A weekly feature on the CIF-SS
Norco’s Lavalle is moved by the spirit
By Martin Henderson
He never got a fair shake in high school. Not when his father died from cancer after his freshman year. That’s not the way it’s supposed to be for 15-year-olds. It’s certainly a short straw for a kid who loved playing sports, particularly baseball and basketball.
He could have bagged it. Others have. But Joseph Lavalle wouldn’t. You find out what you’re made of in times of adversity? So be it. Lavalle faced adversity head on and kicked its backside.
He is now a senior with a 4.4 grade-point average. He immersed himself in sports. He participated in community events. He volunteered at St. Mary Magdalene Catholic Church. And he showed some leadership skills along the way.
He was named captain of the varsity basketball team, and he averaged 20.9 points and 6.1 rebounds this past season. Lavalle is the school’s all-time leader in scoring, assists and steals. The Cougars went 13-15, and though his team had a losing record, Lavalle is no loser. Not when you’ve been through his gantlet.
He was the only Southern Californian among four who were selected Spirit of Sport Award winners for the Winter/Spring seasons by the California Interscholastic Federation. The award includes a $500 scholarship and recognizes student-athletes who have demonstrated the 16 principles of Pursuing Victory with Honor. One of the two Fall sports winners was also from the Southern Section, Tyler Polasek of Crean Lutheran South. They will receive their awards at the year-end Federated Council meeting on May 7 in Sacramento.
“The award seeks to recognize student-athletes who have demonstrated great sportsmanship, the purest form of competition,” said Marie Ishida, executive director of the CIF. “These recipients understand that a positive attitude and teamwork should exist throughout sports, and they realize that winning at all costs is not really winning. The same spirit they show in athletics carries over into all aspects of their lives.”
Donald Lavalle was 48 when he died, unexpectedly, from lymphoma in the summer of 2007. He and his son were close. Joe’s world could have fallen apart, but he only became more resilient. His mother, Kristin, had to go to work to support Joe and his sister, Marissa, who was 18 at the time.
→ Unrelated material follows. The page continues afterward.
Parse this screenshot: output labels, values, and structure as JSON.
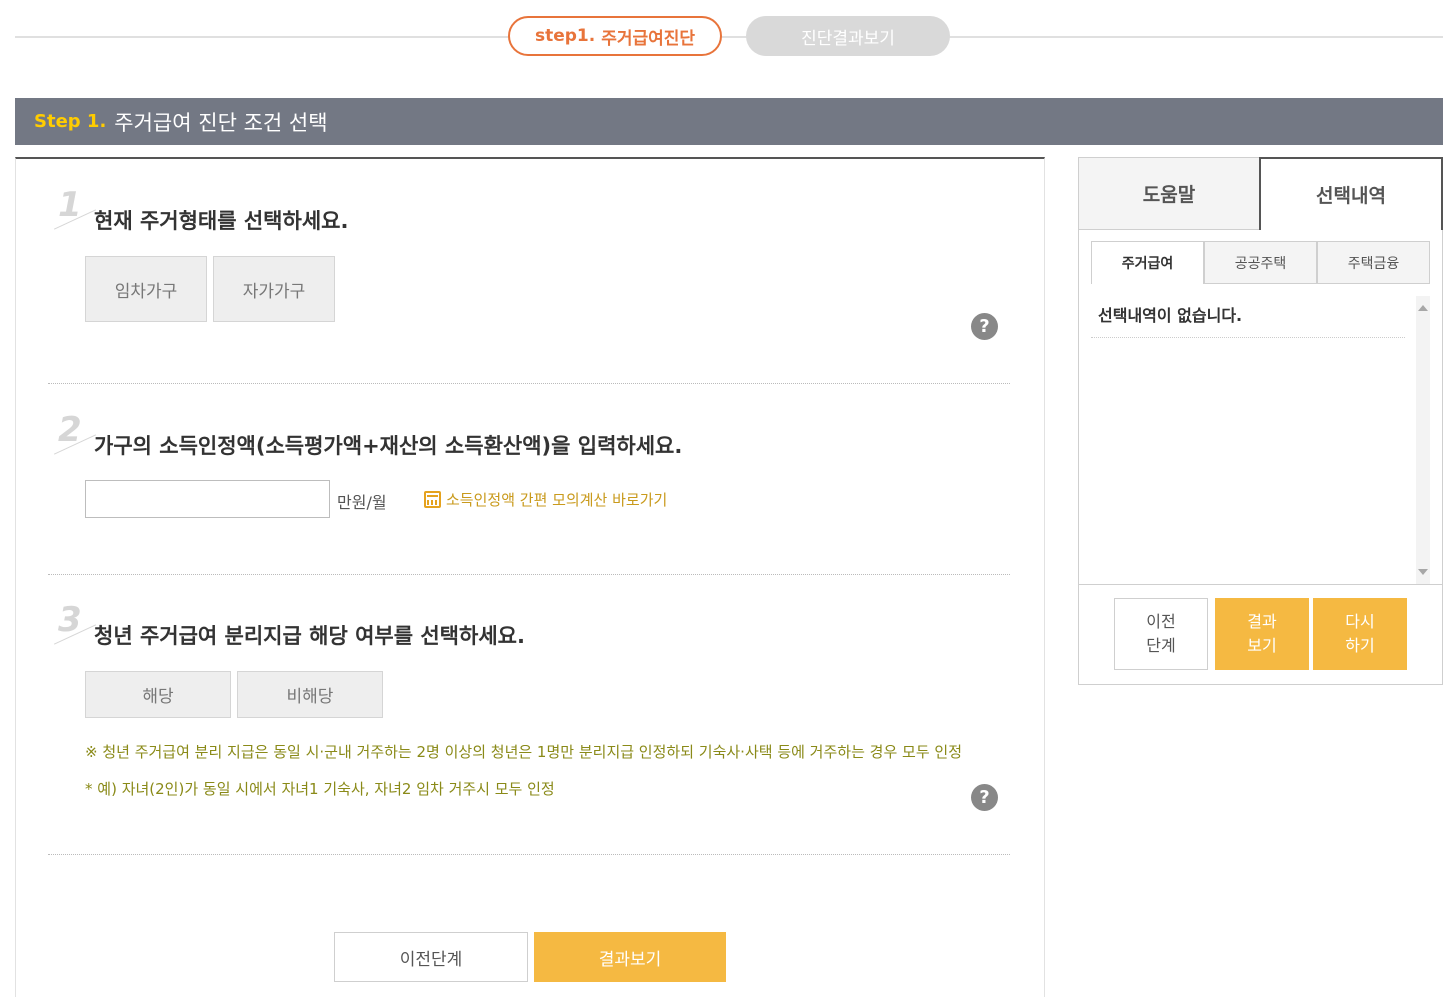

“It opened my eyes to the important stuff,” Lavalle said. “It’s an experience that a lot of people don’t have. It changed my values and my outlook, showed me how important family is, and that you never know when your time is going to be.”
Having lost a parent, Lavalle knows what a gift life is. That’s why he has been able to persevere and excel. Being alive is its own reward. Make the most of it. But also keep everything in perspective.
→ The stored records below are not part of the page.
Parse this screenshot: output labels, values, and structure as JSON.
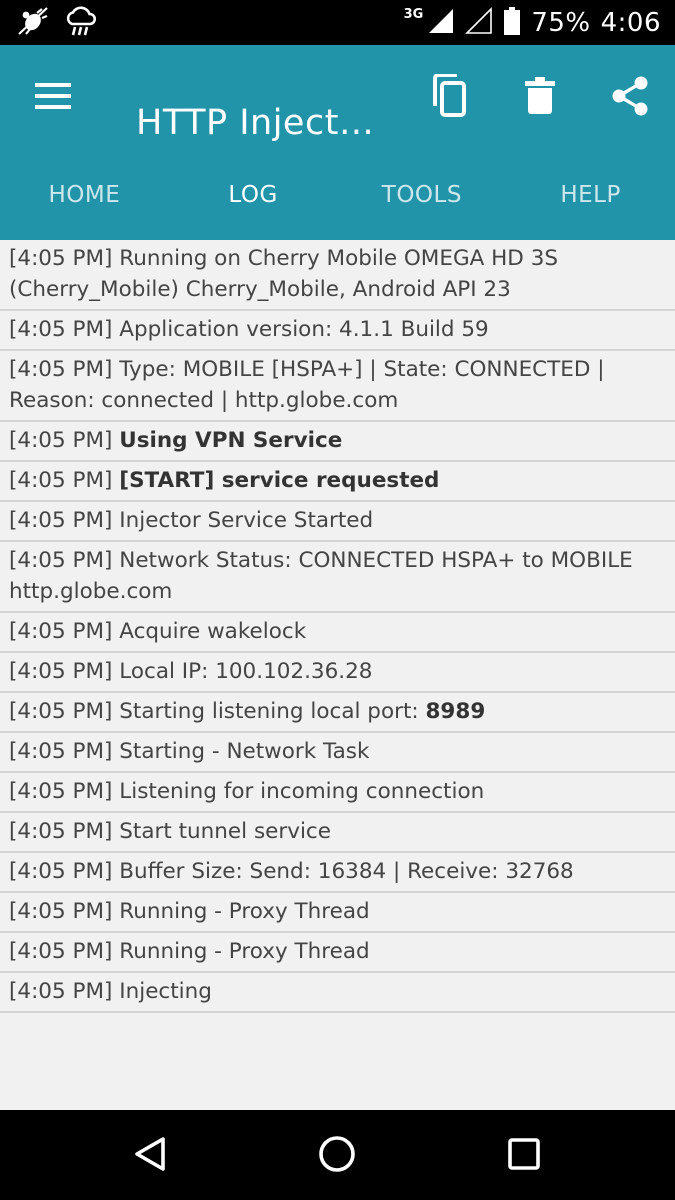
{
  "status_bar": {
    "network_type": "3G",
    "battery": "75%",
    "time": "4:06"
  },
  "app_bar": {
    "title": "HTTP Inject…",
    "icons": [
      "menu-icon",
      "copy-icon",
      "delete-icon",
      "share-icon"
    ]
  },
  "tabs": [
    {
      "label": "HOME",
      "active": false
    },
    {
      "label": "LOG",
      "active": true
    },
    {
      "label": "TOOLS",
      "active": false
    },
    {
      "label": "HELP",
      "active": false
    }
  ],
  "log": [
    {
      "ts": "[4:05 PM]",
      "text": "Running on Cherry Mobile OMEGA HD 3S (Cherry_Mobile) Cherry_Mobile, Android API 23",
      "bold": ""
    },
    {
      "ts": "[4:05 PM]",
      "text": "Application version: 4.1.1 Build 59",
      "bold": ""
    },
    {
      "ts": "[4:05 PM]",
      "text": "Type: MOBILE [HSPA+] | State: CONNECTED | Reason: connected | http.globe.com",
      "bold": ""
    },
    {
      "ts": "[4:05 PM]",
      "text": "",
      "bold": "Using VPN Service"
    },
    {
      "ts": "[4:05 PM]",
      "text": "",
      "bold": "[START] service requested"
    },
    {
      "ts": "[4:05 PM]",
      "text": "Injector Service Started",
      "bold": ""
    },
    {
      "ts": "[4:05 PM]",
      "text": "Network Status: CONNECTED HSPA+ to MOBILE http.globe.com",
      "bold": ""
    },
    {
      "ts": "[4:05 PM]",
      "text": "Acquire wakelock",
      "bold": ""
    },
    {
      "ts": "[4:05 PM]",
      "text": "Local IP: 100.102.36.28",
      "bold": ""
    },
    {
      "ts": "[4:05 PM]",
      "text": "Starting listening local port:",
      "bold": "8989"
    },
    {
      "ts": "[4:05 PM]",
      "text": "Starting - Network Task",
      "bold": ""
    },
    {
      "ts": "[4:05 PM]",
      "text": "Listening for incoming connection",
      "bold": ""
    },
    {
      "ts": "[4:05 PM]",
      "text": "Start tunnel service",
      "bold": ""
    },
    {
      "ts": "[4:05 PM]",
      "text": "Buffer Size: Send: 16384 | Receive: 32768",
      "bold": ""
    },
    {
      "ts": "[4:05 PM]",
      "text": "Running - Proxy Thread",
      "bold": ""
    },
    {
      "ts": "[4:05 PM]",
      "text": "Running - Proxy Thread",
      "bold": ""
    },
    {
      "ts": "[4:05 PM]",
      "text": "Injecting",
      "bold": ""
    }
  ],
  "nav_bar": {
    "icons": [
      "back-icon",
      "home-icon",
      "recents-icon"
    ]
  },
  "colors": {
    "app_bar": "#2194a9",
    "log_background": "#f1f1f1",
    "divider": "#d4d4d4",
    "text": "#444444"
  }
}
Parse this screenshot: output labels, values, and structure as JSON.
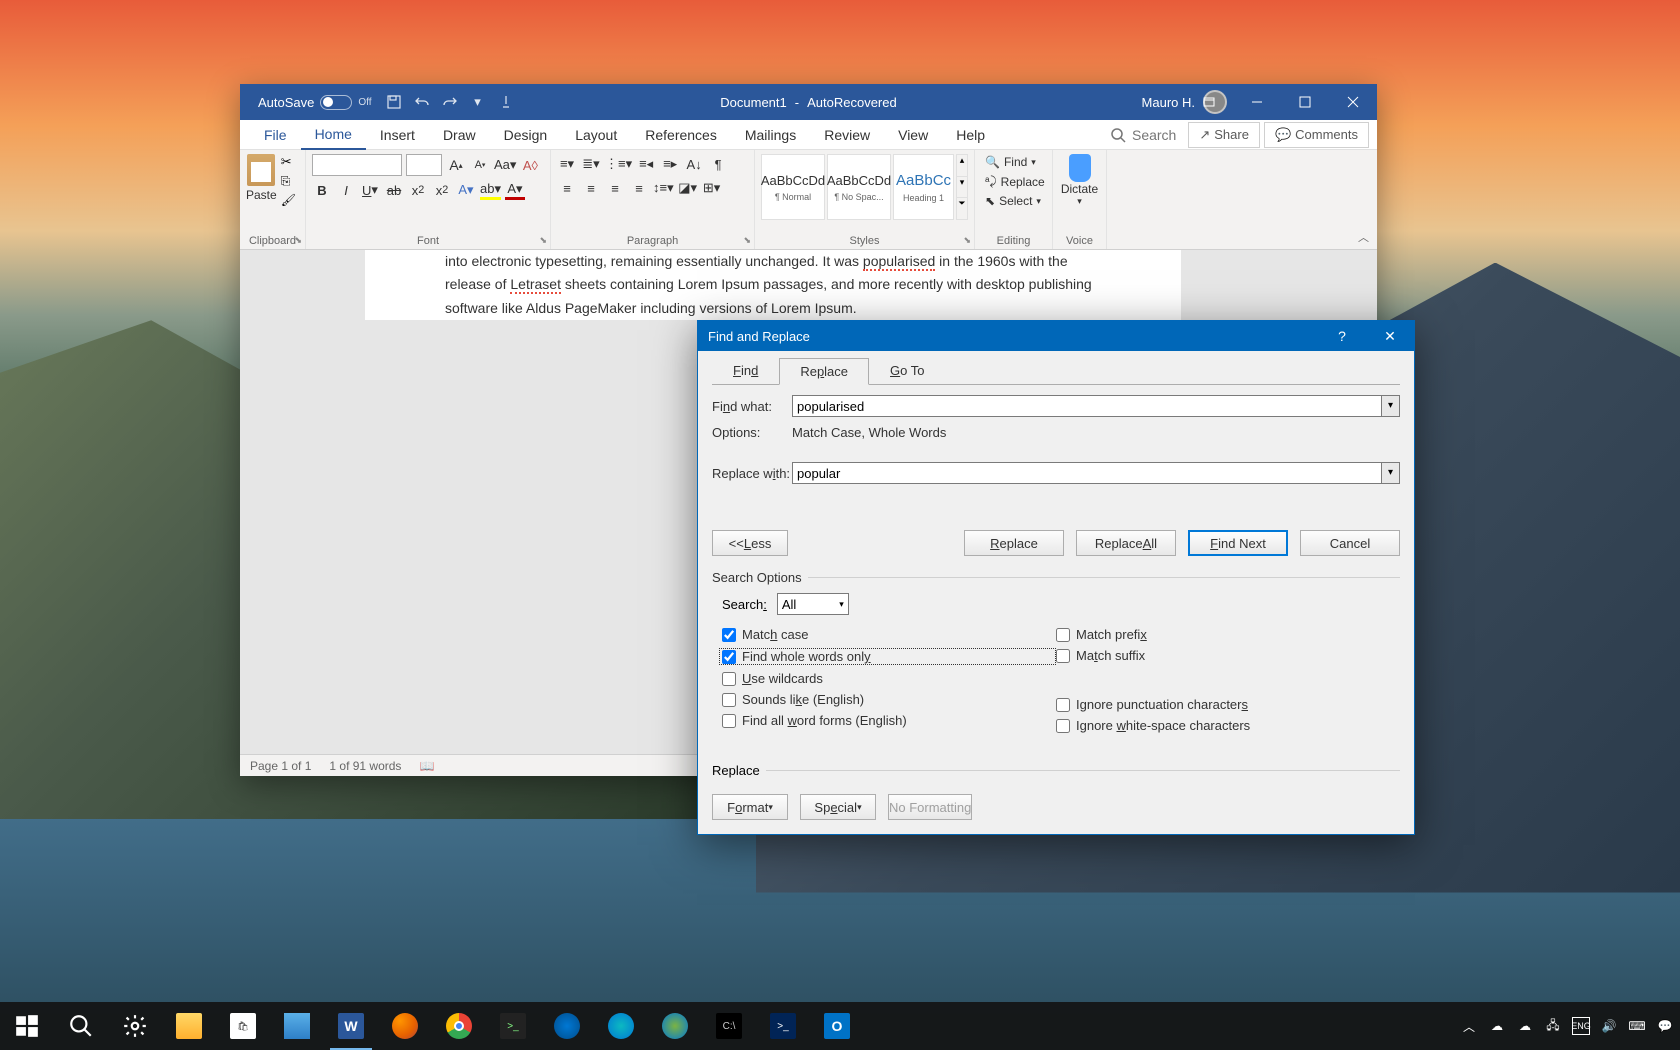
{
  "title_bar": {
    "autosave": "AutoSave",
    "autosave_state": "Off",
    "doc_name": "Document1",
    "doc_status": "AutoRecovered",
    "user_name": "Mauro H."
  },
  "ribbon_tabs": {
    "file": "File",
    "home": "Home",
    "insert": "Insert",
    "draw": "Draw",
    "design": "Design",
    "layout": "Layout",
    "references": "References",
    "mailings": "Mailings",
    "review": "Review",
    "view": "View",
    "help": "Help",
    "search": "Search",
    "share": "Share",
    "comments": "Comments"
  },
  "ribbon": {
    "clipboard_label": "Clipboard",
    "paste": "Paste",
    "font_label": "Font",
    "paragraph_label": "Paragraph",
    "styles_label": "Styles",
    "editing_label": "Editing",
    "voice_label": "Voice",
    "find": "Find",
    "replace": "Replace",
    "select": "Select",
    "dictate": "Dictate",
    "style_normal_preview": "AaBbCcDd",
    "style_normal": "¶ Normal",
    "style_nospacing_preview": "AaBbCcDd",
    "style_nospacing": "¶ No Spac...",
    "style_heading1_preview": "AaBbCc",
    "style_heading1": "Heading 1"
  },
  "document": {
    "line1a": "into electronic typesetting, remaining essentially unchanged. It was ",
    "line1b": "popularised",
    "line1c": " in the 1960s with the",
    "line2a": "release of ",
    "line2b": "Letraset",
    "line2c": " sheets containing Lorem Ipsum passages, and more recently with desktop publishing",
    "line3": "software like Aldus PageMaker including versions of Lorem Ipsum."
  },
  "status_bar": {
    "page": "Page 1 of 1",
    "words": "1 of 91 words"
  },
  "dialog": {
    "title": "Find and Replace",
    "tab_find": "Find",
    "tab_replace": "Replace",
    "tab_goto": "Go To",
    "find_what_label": "Find what:",
    "find_what_value": "popularised",
    "options_label": "Options:",
    "options_value": "Match Case, Whole Words",
    "replace_with_label": "Replace with:",
    "replace_with_value": "popular",
    "btn_less": "<< Less",
    "btn_replace": "Replace",
    "btn_replace_all": "Replace All",
    "btn_find_next": "Find Next",
    "btn_cancel": "Cancel",
    "search_options_label": "Search Options",
    "search_label": "Search:",
    "search_dropdown": "All",
    "chk_match_case": "Match case",
    "chk_whole_words": "Find whole words only",
    "chk_wildcards": "Use wildcards",
    "chk_sounds_like": "Sounds like (English)",
    "chk_word_forms": "Find all word forms (English)",
    "chk_prefix": "Match prefix",
    "chk_suffix": "Match suffix",
    "chk_punctuation": "Ignore punctuation characters",
    "chk_whitespace": "Ignore white-space characters",
    "replace_section_label": "Replace",
    "btn_format": "Format",
    "btn_special": "Special",
    "btn_no_formatting": "No Formatting"
  },
  "taskbar": {
    "time": "",
    "date": ""
  }
}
“I focused more on family and cherished that time,” he said. “(The death) was really hard. I tried to keep my grades up and keep my mind off it by playing sports
“At the end of the day, it’s just a game.”
Lavalle, a three-year starter on the basketball team, has shown his versatility on the baseball team. He was a shortstop as a sophomore, a center fielder as a junior, and this year is the team’s best pitcher even though it’s the first time he has thrown since he was 13.
At 6 feet 2 inches, he may have more potential in baseball. His coach, Gary Parcell, says he has a lot of upside as a project. Right now, he is considering Air Force to play basketball, Cal Poly Pomona to play baseball. He hopes to become an engineer.
“He’s a gangly, skinny kid, really athletic, runs really well, he just needs more experience in baseball, especially pitching,” Parcell said. “I’ve had kids who lost parents before, but sometimes they try to use that to get them through things. He has never used it as any kind of excuse.
“Character-wise, he’s a great kid.”
That character extends beyond the athletic field. In addition to serving as a volunteer at his church, Lavalle also participated in the Norco Relay for Life by selling raffle tickets, and in the Corona Relay for Life preparing luminaries. Funds raised from these worthwhile walks go to cancer research.
The basketball coach, Jon Cabrera, said students such as Lavalle “do not come along very often” and embodies the award he will receive.
“He’s a quality kid, quiet and reserved, very humble, doesn’t really brag about himself,” Cabrera said. “He’s got a unique story. A lot of kids would get sidetracked with that and not be able to focus. He’s a special kid and a good athlete.
“It was a privilege watching him grow and develop into the person that he has become. I do not think I have met another student in my 15 years of teaching who is as deserving as he is.”